**REQUIREMENT**: Output all records below verbatim.

**TASK INPUT**:
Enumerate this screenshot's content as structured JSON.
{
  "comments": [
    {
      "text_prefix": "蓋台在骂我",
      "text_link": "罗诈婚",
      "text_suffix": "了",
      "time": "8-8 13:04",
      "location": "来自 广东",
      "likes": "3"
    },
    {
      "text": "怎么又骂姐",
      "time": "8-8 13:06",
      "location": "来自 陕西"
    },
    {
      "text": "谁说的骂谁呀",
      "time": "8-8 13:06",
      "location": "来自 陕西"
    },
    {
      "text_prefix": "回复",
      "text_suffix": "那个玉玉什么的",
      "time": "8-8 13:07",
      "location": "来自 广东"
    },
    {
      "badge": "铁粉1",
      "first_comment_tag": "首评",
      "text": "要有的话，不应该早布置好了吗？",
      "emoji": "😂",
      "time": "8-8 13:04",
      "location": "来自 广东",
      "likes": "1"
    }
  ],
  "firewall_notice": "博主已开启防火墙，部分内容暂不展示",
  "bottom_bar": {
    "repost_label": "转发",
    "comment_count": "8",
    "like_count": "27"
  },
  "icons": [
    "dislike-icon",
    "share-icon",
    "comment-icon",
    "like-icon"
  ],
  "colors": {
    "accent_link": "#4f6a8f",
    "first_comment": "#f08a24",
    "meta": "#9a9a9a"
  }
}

**RESPONSE BELOW**:
Enumerate this screenshot's content as structured JSON.
{
  "comments": [
    {
      "text_prefix": "蓋台在骂我",
      "text_link": "罗诈婚",
      "text_suffix": "了",
      "time": "8-8 13:04",
      "location": "来自 广东",
      "likes": "3"
    },
    {
      "text": "怎么又骂姐",
      "time": "8-8 13:06",
      "location": "来自 陕西"
    },
    {
      "text": "谁说的骂谁呀",
      "time": "8-8 13:06",
      "location": "来自 陕西"
    },
    {
      "text_prefix": "回复",
      "text_suffix": "那个玉玉什么的",
      "time": "8-8 13:07",
      "location": "来自 广东"
    },
    {
      "badge": "铁粉1",
      "first_comment_tag": "首评",
      "text": "要有的话，不应该早布置好了吗？",
      "emoji": "😂",
      "time": "8-8 13:04",
      "location": "来自 广东",
      "likes": "1"
    }
  ],
  "firewall_notice": "博主已开启防火墙，部分内容暂不展示",
  "bottom_bar": {
    "repost_label": "转发",
    "comment_count": "8",
    "like_count": "27"
  },
  "icons": [
    "dislike-icon",
    "share-icon",
    "comment-icon",
    "like-icon"
  ],
  "colors": {
    "accent_link": "#4f6a8f",
    "first_comment": "#f08a24",
    "meta": "#9a9a9a"
  }
}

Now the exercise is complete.